Review of John Barilaro’s US business work finds government did not remain ‘at arm’s length’
The independent review which investigated the appointment of former New South Wales Deputy Premier John Barilaro to a lucrative US trading post found that the recruitment process failed been made “at arm’s length” from the government.
- Review found former trade minister Stuart Ayres made ‘irregular’ contribution to John Barilaro’s appointment
- Prime Minister Dominic Perrottet admits Mr Barilaro’s appointment as US trade commissioner was ‘flawed’
- He says he will seek advice on whether Mr Ayres shares should be referred to the ICAC
That review – by former NSW Civil Service Commissioner Graeme Head – found former trade minister Stuart Ayres had ‘close contact’ with the chief executive of Investment NSW, who was responsible for hiring by Mr. Barilaro.
This is despite the fact that the commercial role of the Americas was supposed to follow an independent recruitment process without ministerial intervention.
Mr Head found Mr Ayres’ engagement with Investment NSW chief executive Amy Brown – over a shortlist of candidates – to be “highly irregular”.
‘It is highly irregular for a party outside the selection committee – in this case a minister – to be consulted on the composition of a shortlist,’ Mr Head wrote.
“It is even more problematic that the fact that this happened was not disclosed to the independent members of the panel by Ms. Brown.”
The review did not suggest “impropriety” on Mr Ayres’ part, but said the process could not be called “arm’s length”.
Mr Head said Mr Ayres had at least three “points of contact” with the process:
- When Investment NSW consulted him on the role’s advertising approach
- A discussion he had with Ms Brown regarding the shortlist of candidates
- When Ms Brown decided that Mr Ayres should meet one of the candidates, and this meeting took place
Mr Ayres resigned from the cabinet last month after a draft version of the report raised questions about whether he breached the ministerial code of ethics and conduct by giving instructions to Ms Brown.
However, Mr Ayres maintains he did nothing wrong.
After Head’s review, Prime Minister Dominic Perrottet announced stricter rules regarding when former ministers could apply for public sector posts.
Mr Perrottet said changes to the code of ethics and ministerial conduct meant ministers would be banned for 18 months after leaving the policy of accepting jobs in public sector agencies reporting to them over the course of their last two years in office.
He said Head’s review made it clear mistakes had been made and the recruitment process was “flawed”.
“The results, and in my view the whole process, that has been undertaken has been incredibly disappointing,” Perrottet said.
“I recognize the distress this has caused a lot of people.”
The chief’s review also recommended several changes to the Public Sector Employment (GSE) Act to ensure more transparency around appointments.
Although he did not recommend any changes to the departmental code of ethics and conduct, Mr Perrottet said the additional measures would “ensure robust recruitment processes in the future”.
Further changes will be made to the GSE Act, which means:
- Ministers cannot direct secretaries of public agencies on recruitment issues
- All future job selections in the trades must be based on merit
- Senior officials will be required to seek ethical advice in relation to their future employment and this advice will be made public.
Mr Perrottet said Head’s review found no wrongdoing on the part of Mr Barilaro, who last week said he wished never to stand for the job.
Mr. Barilaro stepped down from the role of trade commissioner in June after intense media scrutiny.
The Prime Minister said the selection process had flaws “that no one was aware of” and that he wanted to restore confidence in trade assignments.
“These roles are fundamental.
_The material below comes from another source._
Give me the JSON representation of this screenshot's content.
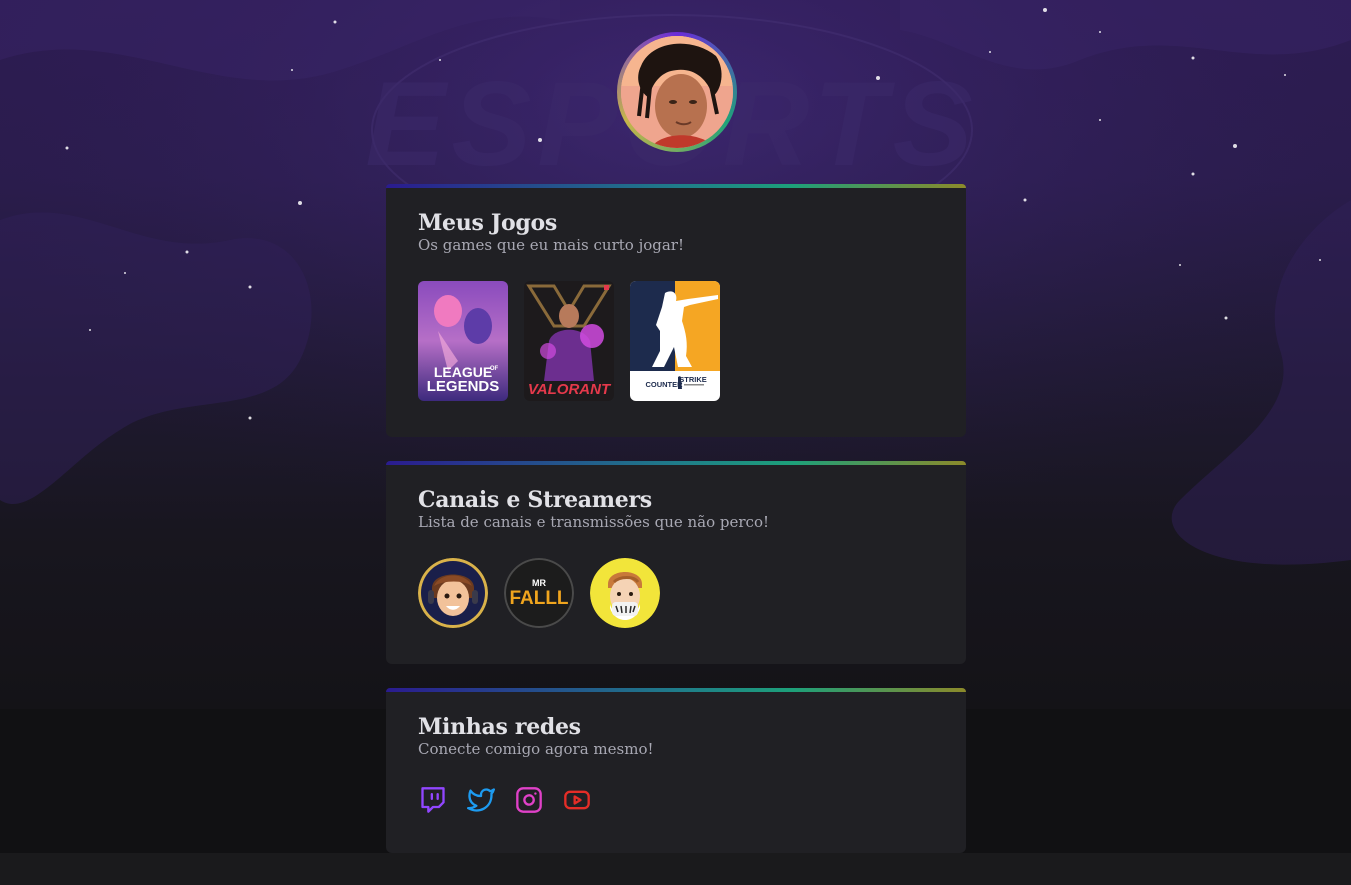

I have met so many people on my trade missions who are now going to invest in NSW who otherwise would not have.”
Mr. Perrottet would not be determined whether Ms. Brown would continue in her role.
“It’s the business of the secretary in the Prime Minister’s and Cabinet Office,” he said.
“We will work on these issues.”
He also said he was investigating whether Mr Ayres’ potential breach of the code of ethics and conduct should be reported to the Independent Commission Against Corruption (ICAC).